<pre>Author/s : Alain Trottier Publisher : Que Publishing Category :Java Certification Review by : Andrew Monkhouse Rating : 6 horseshoes</pre> This is potentially a good book for SCJD candidates, however it fails in a number of key areas. The major problem is that this book was published in September 2003, however it is written for an assignment that Sun have not issued to candidates since April 2003. This means that the book does not touch on two important aspects of the newer assignments (raw file I/O and executable jar files), plus some of the suggestions in the book are explicitly disallowed in the newer assignments. There are also a number of problems with the sample code provided in the book. In particular the locking code is faulty (worth 20% in the assignment), the server code does not match the requirements of the locking code, and the example of thread safe code isn't thread safe. Also, although sockets were described in detail as being one of two ways of meeting the assignment requirements, object serialization over sockets (required if you use sockets in the assignment) was not described. Hopefully these will be fixed in the errata, however at the time of review there was no errata page, and the author was unaware of these issues when I raised them with him. On the positive side, the author provides information on areas where candidates often go beyond the specifications, although making it clear that such work is unnecessary. Also the author provides a good introduction to the ancillary work developers must do - the application analysis and design.

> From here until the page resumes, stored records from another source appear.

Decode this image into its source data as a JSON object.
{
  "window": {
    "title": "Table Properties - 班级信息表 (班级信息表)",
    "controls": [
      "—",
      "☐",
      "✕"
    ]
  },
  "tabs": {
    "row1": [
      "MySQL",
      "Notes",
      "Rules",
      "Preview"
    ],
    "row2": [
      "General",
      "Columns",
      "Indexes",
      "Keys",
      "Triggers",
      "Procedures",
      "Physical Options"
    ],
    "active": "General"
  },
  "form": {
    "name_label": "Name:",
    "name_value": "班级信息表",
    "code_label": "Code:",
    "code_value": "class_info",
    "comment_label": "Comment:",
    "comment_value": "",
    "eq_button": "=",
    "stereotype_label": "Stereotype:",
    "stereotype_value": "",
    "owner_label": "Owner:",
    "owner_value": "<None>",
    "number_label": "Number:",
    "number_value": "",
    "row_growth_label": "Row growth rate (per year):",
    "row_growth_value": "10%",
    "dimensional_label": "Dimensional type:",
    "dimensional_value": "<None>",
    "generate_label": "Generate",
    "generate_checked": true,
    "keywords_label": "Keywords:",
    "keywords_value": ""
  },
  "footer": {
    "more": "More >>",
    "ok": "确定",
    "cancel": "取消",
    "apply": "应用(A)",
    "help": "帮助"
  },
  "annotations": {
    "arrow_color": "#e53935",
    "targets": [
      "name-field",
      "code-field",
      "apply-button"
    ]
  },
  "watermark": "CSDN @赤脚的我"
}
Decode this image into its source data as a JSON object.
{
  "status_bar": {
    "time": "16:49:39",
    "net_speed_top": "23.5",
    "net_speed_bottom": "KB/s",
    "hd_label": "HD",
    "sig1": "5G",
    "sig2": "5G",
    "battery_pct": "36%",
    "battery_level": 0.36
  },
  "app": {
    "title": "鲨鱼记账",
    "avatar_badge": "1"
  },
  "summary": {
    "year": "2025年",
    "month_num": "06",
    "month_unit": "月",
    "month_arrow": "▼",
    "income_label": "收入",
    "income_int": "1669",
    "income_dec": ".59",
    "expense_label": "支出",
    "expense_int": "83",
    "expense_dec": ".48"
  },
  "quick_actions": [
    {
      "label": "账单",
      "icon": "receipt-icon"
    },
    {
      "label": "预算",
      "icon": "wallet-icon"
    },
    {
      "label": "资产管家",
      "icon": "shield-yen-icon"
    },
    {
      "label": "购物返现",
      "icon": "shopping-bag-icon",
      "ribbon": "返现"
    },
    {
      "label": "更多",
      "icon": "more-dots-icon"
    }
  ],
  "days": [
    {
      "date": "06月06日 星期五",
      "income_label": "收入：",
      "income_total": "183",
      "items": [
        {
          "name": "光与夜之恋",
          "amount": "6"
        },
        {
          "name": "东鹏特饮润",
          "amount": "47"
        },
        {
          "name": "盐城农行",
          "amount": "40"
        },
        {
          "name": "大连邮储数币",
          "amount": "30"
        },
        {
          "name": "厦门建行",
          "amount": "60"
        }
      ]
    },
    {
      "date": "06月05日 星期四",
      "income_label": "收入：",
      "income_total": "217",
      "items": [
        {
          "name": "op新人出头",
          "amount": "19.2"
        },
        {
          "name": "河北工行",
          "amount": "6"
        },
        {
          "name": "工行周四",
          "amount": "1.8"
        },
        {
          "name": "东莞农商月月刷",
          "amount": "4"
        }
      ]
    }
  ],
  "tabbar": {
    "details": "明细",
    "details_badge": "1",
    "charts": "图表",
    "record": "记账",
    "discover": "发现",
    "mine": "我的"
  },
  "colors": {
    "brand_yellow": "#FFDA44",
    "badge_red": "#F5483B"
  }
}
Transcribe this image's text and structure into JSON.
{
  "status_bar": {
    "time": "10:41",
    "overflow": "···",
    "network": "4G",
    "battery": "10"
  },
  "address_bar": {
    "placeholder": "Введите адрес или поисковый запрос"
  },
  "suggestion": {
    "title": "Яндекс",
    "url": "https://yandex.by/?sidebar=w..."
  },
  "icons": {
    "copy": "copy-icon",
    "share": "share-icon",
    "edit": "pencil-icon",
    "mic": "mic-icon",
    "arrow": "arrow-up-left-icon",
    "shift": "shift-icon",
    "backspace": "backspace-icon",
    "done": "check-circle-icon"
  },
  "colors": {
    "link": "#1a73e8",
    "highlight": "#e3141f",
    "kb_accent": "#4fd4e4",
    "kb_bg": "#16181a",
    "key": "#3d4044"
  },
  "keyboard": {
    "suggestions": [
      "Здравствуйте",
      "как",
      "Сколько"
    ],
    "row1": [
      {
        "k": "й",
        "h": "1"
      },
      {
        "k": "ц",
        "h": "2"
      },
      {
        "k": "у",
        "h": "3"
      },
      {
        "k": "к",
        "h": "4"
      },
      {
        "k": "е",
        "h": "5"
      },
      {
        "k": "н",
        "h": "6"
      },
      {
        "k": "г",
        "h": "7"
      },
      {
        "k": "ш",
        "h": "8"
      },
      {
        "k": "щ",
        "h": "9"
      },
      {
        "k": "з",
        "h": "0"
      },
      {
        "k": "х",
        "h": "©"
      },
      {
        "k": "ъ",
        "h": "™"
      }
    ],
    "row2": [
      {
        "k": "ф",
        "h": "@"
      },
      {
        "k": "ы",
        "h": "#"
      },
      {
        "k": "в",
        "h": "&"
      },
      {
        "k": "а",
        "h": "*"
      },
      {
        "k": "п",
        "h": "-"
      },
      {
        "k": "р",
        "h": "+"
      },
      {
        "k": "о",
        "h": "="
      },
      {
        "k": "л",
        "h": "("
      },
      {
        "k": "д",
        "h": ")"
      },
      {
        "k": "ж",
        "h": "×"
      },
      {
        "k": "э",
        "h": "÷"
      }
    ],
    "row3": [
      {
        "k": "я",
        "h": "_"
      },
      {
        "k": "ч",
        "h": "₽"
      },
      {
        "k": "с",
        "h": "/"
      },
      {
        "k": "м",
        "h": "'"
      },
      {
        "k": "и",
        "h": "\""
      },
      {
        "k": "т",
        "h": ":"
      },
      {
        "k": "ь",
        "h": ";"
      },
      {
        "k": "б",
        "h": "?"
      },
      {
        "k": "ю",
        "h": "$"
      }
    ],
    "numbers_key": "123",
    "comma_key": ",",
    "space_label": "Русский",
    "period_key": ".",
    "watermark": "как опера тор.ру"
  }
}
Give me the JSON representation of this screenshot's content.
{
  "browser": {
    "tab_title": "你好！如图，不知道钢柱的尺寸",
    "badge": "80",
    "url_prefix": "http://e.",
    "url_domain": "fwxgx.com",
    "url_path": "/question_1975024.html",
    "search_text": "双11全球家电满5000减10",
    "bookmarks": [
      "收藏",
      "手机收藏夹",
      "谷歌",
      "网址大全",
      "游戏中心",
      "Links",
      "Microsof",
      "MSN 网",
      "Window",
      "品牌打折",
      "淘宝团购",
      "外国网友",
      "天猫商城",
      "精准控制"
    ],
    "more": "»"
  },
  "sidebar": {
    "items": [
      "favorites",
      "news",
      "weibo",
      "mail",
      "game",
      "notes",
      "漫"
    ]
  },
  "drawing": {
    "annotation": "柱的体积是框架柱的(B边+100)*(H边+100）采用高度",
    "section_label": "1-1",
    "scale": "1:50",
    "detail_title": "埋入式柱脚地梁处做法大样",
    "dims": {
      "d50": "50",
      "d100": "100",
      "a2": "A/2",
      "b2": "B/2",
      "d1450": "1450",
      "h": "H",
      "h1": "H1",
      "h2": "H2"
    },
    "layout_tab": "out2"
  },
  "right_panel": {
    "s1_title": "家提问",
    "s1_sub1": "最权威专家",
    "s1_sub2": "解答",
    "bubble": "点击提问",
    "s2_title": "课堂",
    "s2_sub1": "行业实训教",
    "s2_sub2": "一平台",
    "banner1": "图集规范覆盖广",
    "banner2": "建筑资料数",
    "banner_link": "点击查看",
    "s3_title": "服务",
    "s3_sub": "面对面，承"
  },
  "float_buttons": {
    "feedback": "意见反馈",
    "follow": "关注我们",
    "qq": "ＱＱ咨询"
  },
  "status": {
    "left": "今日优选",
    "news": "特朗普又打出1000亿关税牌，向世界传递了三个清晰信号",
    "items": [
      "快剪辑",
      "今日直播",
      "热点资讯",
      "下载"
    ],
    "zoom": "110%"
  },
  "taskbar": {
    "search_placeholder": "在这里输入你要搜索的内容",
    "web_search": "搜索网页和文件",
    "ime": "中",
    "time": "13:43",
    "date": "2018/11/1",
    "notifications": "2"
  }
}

I have just completed my SCJD today and am awaiting for my results. The only book I have for SCJD is Alain Trottier's Book Java 2 Developer. My sentiments on this book is along the same line with the previous review. It is interesting to say that I came to JavaRanch through reading this book. The author said he has read through thousands of messages in JavaRanch. As I involved myself in the ranch, I found the ranch indispensable and the book dispensable. It is encouraging to see the author of another SCJD certification book present often at the ranch to answer questions from his reader. Of course, there is absolutely no obligation on Alain's part to be present to answer the questions by his readers regarding his book. Regarding the book per se. The main drawback is that the information given is not up to date. My copy has 2004 copyright but the information seem back to late 2002 and early 2003. As an example of outdated information, a few candidates in the Ranch reported their surprise of not finding any code to modify from their assignments after reading this book. I am no design pattern expert but according to the discussion of this thread. the author seem to have confused the Decorator pattern with the Proxy pattern. One of the reasons why I buy this book is because of the NIO classes I seem in its table of contents. when I actually read the chapter, there is no mention of classes belonging to nio package, the APIs used in socket networking of that chapter are here since JDK 1.2! I am very disappointed with such technical inaccuracies. As the book is part of Exam Cram series, information which are not essential to the assignment should be omitted. This should help the candidate to save time and to focus on the assignment. As such topics like JDBC/SQL, Application Analysis and Design, UML should be done away with. Instead, the pages should be filled some practical examples like * how to resize a JTable column. * how to sort a JTable. * how to use Javadoc command to include package level documentation. * online help browser with hyperlinks navigation. (Not the crippled one given in the book without hyperlinks) * read and writing to properties files, etc The chapter on Exception Handling is weak. As this is one of the important topic in the certification, it will be helpful for the author to provide best practices on Exception Handling instead of explaining the concepts of Exceptions. It would be reasonable to assume that the readers would know about exceptions since they all have passed SCJP. This book is bias against Socket implementation. It flavours RMI and in the Essay Exam chapter, there is no answer given for Socket implementation. Unfortunately, I chose Socket implementation over RMI. I like the chapter on The Essay Exam. It is the strength of this book. I think every angle is covered if you chose RMI. You can find the chapter online at this link. The chapters on GUI and Swing components are also well written. I hope I have been fair to the author and to the readers. My two cents. [ January 27, 2004: Message edited by: Frankie Cha ]